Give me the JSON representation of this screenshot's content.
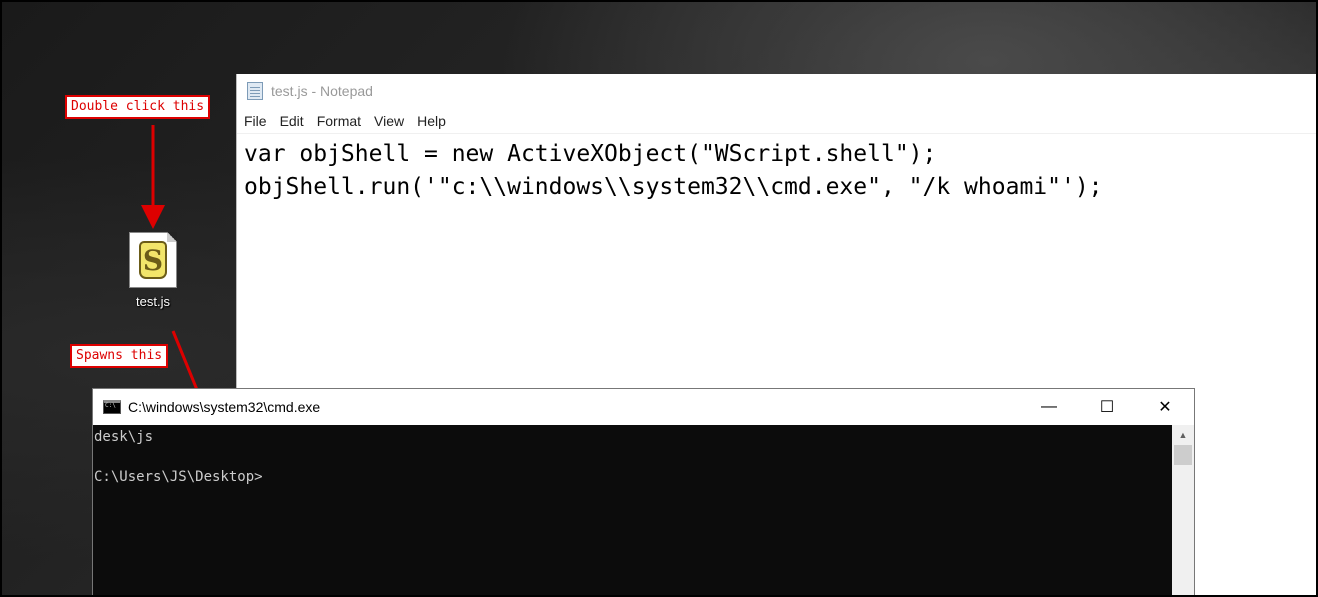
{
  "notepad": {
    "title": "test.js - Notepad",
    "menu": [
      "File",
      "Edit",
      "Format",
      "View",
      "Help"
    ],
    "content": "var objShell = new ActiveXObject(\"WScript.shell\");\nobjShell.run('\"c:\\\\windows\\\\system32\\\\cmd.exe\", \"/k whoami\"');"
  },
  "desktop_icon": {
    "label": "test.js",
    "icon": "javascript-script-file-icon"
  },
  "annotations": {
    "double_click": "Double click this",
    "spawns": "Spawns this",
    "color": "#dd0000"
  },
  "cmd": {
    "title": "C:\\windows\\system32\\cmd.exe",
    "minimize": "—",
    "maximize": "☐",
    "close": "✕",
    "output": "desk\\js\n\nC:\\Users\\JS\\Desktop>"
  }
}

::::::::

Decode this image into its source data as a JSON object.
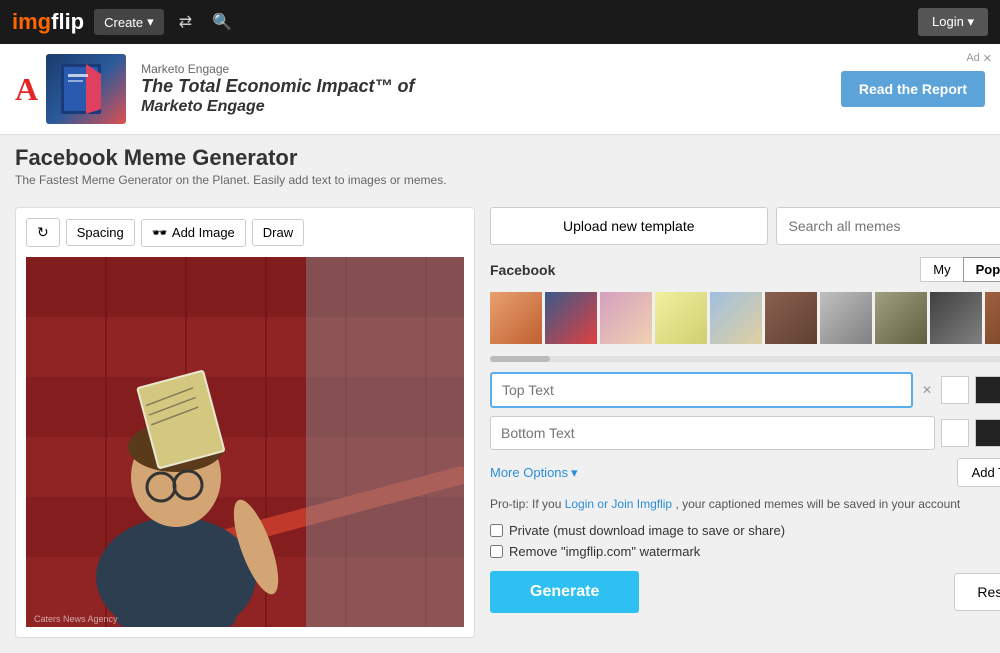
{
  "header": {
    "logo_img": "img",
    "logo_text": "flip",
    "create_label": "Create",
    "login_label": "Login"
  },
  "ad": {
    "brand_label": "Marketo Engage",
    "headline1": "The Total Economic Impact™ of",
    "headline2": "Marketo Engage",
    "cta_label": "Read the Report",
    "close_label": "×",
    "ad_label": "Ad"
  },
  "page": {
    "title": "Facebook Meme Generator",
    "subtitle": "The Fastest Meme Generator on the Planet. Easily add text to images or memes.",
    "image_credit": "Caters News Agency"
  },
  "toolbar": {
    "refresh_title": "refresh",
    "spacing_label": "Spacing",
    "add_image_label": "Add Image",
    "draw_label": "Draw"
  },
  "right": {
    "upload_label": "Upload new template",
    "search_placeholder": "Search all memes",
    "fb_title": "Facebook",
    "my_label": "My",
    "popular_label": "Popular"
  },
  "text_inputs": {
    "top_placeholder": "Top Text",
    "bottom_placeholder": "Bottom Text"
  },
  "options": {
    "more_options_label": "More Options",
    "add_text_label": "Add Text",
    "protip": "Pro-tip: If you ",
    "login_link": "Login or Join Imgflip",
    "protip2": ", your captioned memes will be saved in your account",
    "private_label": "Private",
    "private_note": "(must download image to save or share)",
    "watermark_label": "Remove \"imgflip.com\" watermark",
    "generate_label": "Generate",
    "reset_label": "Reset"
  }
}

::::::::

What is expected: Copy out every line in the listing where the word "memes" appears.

Result of this exercise:
    "subtitle": "The Fastest Meme Generator on the Planet. Easily add text to images or memes.",
    "search_placeholder": "Search all memes",
    "protip2": ", your captioned memes will be saved in your account",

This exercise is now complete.